Coupled with some tough questions, it’s unsurprising that some people don’t cope with interviews terribly well.
But when it comes to nursing interviews, preparation is everything. Especially when it comes to those questions that can catch out the unwary.
Below are the top 5 questions that can catch you out during your nursing interview, and how to answer them.
What’s your Greatest Weakness?
This is a question that comes up in most interviews. It often catches the interviewee off guard as it feels counter intuitive. Usually an interview is an occasion when you big yourself up as much as humanly possible.
However, the interviewer isn’t looking for you to confess your deepest darkest secrets. Rather they want to get an understanding of your developmental need and your level of self-awareness.

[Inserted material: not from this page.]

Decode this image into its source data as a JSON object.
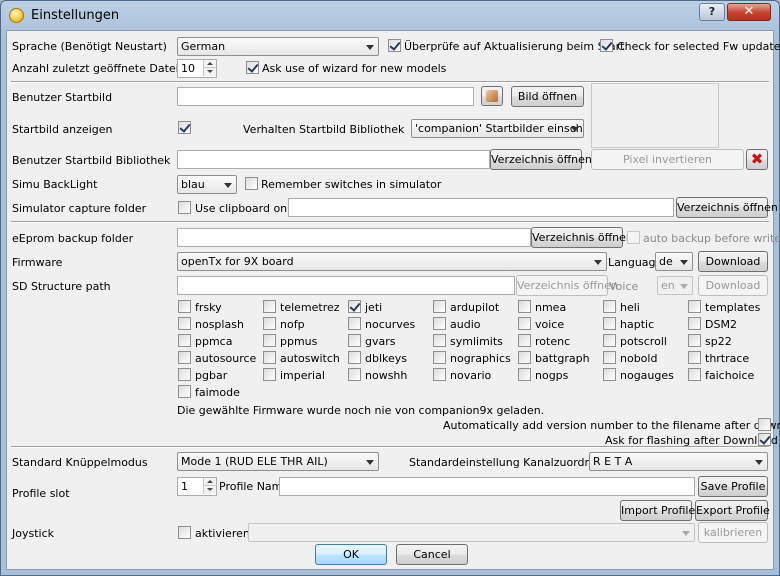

Refusing to acknowledge your weaknesses isn’t healthy and can lead to a toxic work environment for others. So, your potential employer understandably wants to establish cultural fit as well as suitability to the role.

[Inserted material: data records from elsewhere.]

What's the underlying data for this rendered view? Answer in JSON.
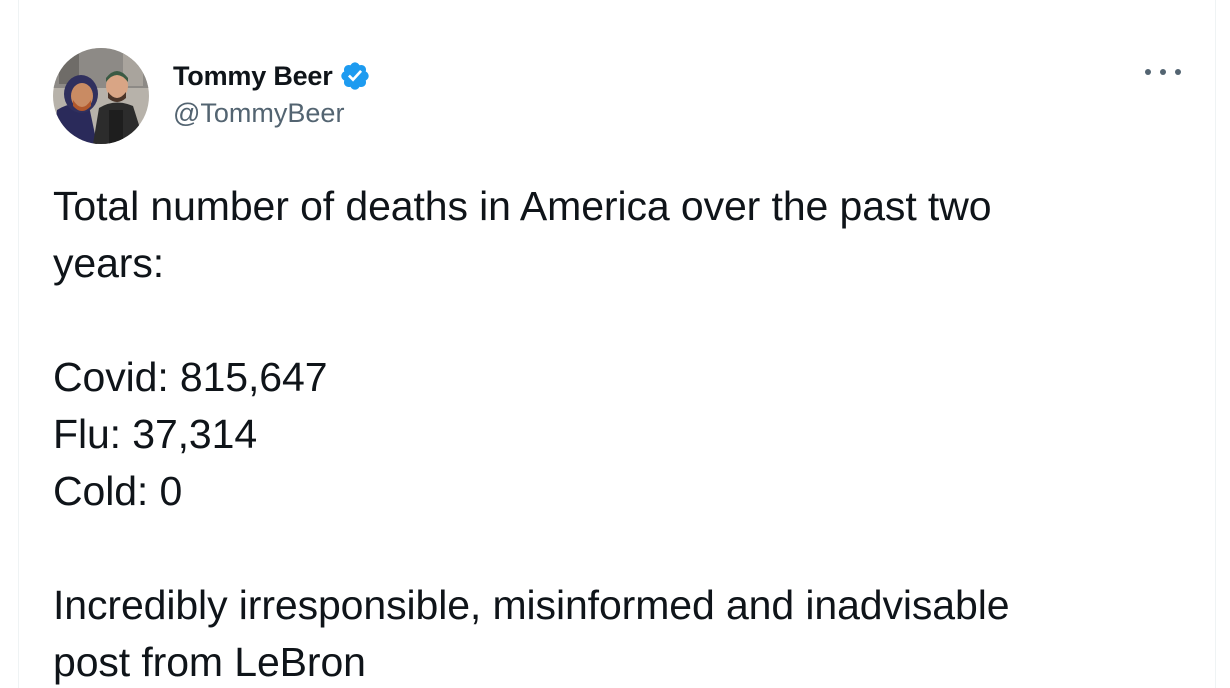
{
  "author": {
    "name": "Tommy Beer",
    "handle": "@TommyBeer",
    "verified": true
  },
  "icons": {
    "verified": "verified-badge-icon",
    "more": "more-options-icon"
  },
  "colors": {
    "verified_badge": "#1d9bf0",
    "text": "#0f1419",
    "secondary_text": "#536471"
  },
  "tweet": {
    "lines": [
      "Total number of deaths in America over the past two",
      "years:",
      "Covid: 815,647",
      "Flu: 37,314",
      "Cold: 0",
      "Incredibly irresponsible, misinformed and inadvisable",
      "post from LeBron"
    ]
  }
}
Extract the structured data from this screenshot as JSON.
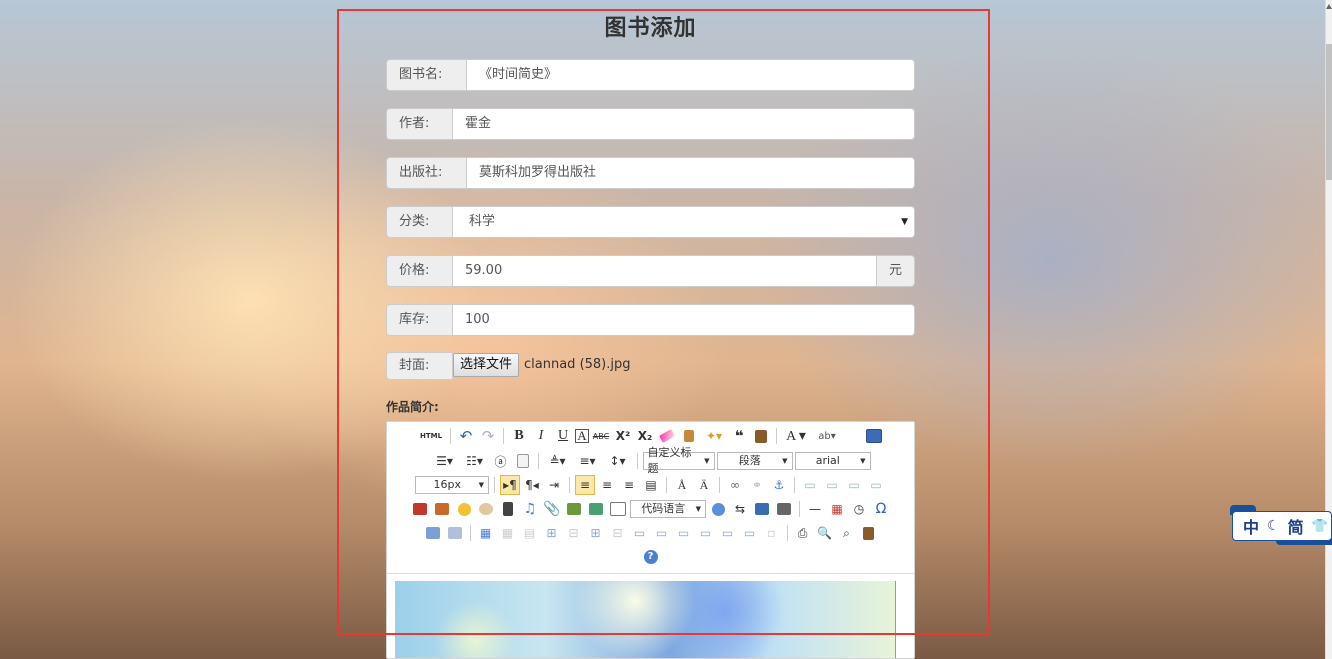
{
  "form": {
    "title": "图书添加",
    "fields": {
      "name": {
        "label": "图书名:",
        "value": "《时间简史》"
      },
      "author": {
        "label": "作者:",
        "value": "霍金"
      },
      "publisher": {
        "label": "出版社:",
        "value": "莫斯科加罗得出版社"
      },
      "category": {
        "label": "分类:",
        "value": "科学"
      },
      "price": {
        "label": "价格:",
        "value": "59.00",
        "unit": "元"
      },
      "stock": {
        "label": "库存:",
        "value": "100"
      },
      "cover": {
        "label": "封面:",
        "button": "选择文件",
        "filename": "clannad (58).jpg"
      }
    },
    "description_label": "作品简介:"
  },
  "editor": {
    "html_label": "HTML",
    "font_family_combo": "自定义标题",
    "paragraph_combo": "段落",
    "font_combo": "arial",
    "font_size_combo": "16px",
    "code_lang_combo": "代码语言",
    "icons": [
      "html-icon",
      "undo-icon",
      "redo-icon",
      "bold-icon",
      "italic-icon",
      "underline-icon",
      "font-border-icon",
      "strikethrough-icon",
      "superscript-icon",
      "subscript-icon",
      "eraser-icon",
      "format-brush-icon",
      "auto-format-icon",
      "blockquote-icon",
      "paste-plain-icon",
      "font-color-icon",
      "background-color-icon",
      "fullscreen-icon"
    ],
    "help": "?"
  },
  "ime": {
    "lang": "中",
    "moon": "☾",
    "simplified": "简",
    "shirt": "👕"
  },
  "colors": {
    "accent_border": "#e53935",
    "ime_blue": "#1a4f9c"
  }
}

Weaknesses could be time management, delegation, perfectionism or not being able to switch off.
Regardless, your hiring manager will want to know what you’re doing to offset that so it won’t adversely affect your work.
This could be a time management course, a leadership seminar or talking therapy to help you manage emotionally after work.

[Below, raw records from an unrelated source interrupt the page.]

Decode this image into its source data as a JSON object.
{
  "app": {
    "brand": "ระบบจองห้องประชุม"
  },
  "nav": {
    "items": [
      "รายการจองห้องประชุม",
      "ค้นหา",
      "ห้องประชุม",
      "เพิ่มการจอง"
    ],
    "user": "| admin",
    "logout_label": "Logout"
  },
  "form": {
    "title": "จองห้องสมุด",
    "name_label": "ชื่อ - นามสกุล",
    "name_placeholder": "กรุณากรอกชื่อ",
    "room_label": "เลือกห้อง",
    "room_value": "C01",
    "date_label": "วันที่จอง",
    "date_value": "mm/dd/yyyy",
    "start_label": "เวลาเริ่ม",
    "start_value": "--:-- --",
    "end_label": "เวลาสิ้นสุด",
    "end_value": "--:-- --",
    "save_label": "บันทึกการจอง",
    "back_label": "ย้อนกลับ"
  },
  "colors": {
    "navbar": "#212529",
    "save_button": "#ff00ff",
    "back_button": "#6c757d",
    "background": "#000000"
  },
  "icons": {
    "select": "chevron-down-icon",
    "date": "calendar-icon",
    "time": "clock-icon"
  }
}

Name a Work Situation where you Made a Mistake
Again, this question isn’t designed to catch you out. Rather it’s an opportunity for you to demonstrate your capacity to learn. It also provides the hiring manager with an idea of your attitude and approach to work-based challenges.
The important thing to do with this question is to focus on the positive. Whatever example you choose, highlight what you did wrong but emphasise what you learned. And, where possible provide a brief example of a subsequent occasion that you handled correctly.
Willingness to learn is an essential part of nursing. Not just from our mistakes but new treatments, new approaches and changes to best practice.
Moreover, nursing is a job that requires a flexible mindset. The person interviewing you needs to know that if things go wrong you’re not going buckle under the pressure.
Name a National Healthcare Initiative you feel Passionate about
This question has got less to do with the initiative and more to do with demonstrating your level of commitment to your career and the healthcare industry.
If you’re not already aware of any initiatives, then spend some time doing some research and choose a couple of initiatives to read up on. Don’t cut corners as your hiring manager will want to see some genuine understanding, not top-level waffle.
Regardless of anything else you find, you should also be fully versed in the 6Cs initiative championed by the Chief Nursing Officer. You should also expect to provide examples of how you’ve put them into practice.
Because the NHS operates a value-based recruitment policy, cultural fit is more important than ever. So ensuring that your personal values (genuinely) align with the those of the NHS is a good idea.
What do you Understand by the Term ‘Diversity at Work’?
This question can seem simple but diversity at work has a lot of layers to it. Your interviewer is looking for a deeper understanding than ‘treating everyone the same’ or ‘don’t discriminate’.
The person across the table from you is looking for an understanding of the different issues that face different groups in society. As well as an understanding of equality of access to services.
They will also want to know that you will treat all your colleagues and patients with dignity and respect. Examples of how you’ve demonstrated an awareness of diversity would help you here.
An anecdote from your past that validates your conduct and commitment to diversity would help you here.
How do you Explain your Gap in Employment?
This is something that can catch people out – especially if their CV is light on details. The best thing in all cases when it comes to gaps in employment is to include them on your CV and be honest about the reasons.
Don’t forget, hiring managers scrutinise CVs regularly so inconsistencies are easy to spot.
Most hiring managers are reasonable people. Especially in the nursing sector. So if you took time off to go travelling, care for a relative or write a novel, that’s fine. They just want to be reassured that you weren’t fired from your last role for gross misconduct and you were so unemployable you retrained as a nurse.
Obviously, if you’re studying to get your qualifications to then go on to train, that’s an entirely acceptable reason to be out of work. Include it on your CV as that level of commitment will count in your favour.
If you want to become a nurse but you don’t have the relevant qualifications to start your training, we can help.
Stonebridge Associated Colleges is one of the UK’s leading online course providers, helping thousands of people achieve their academic and professional ambitions every year.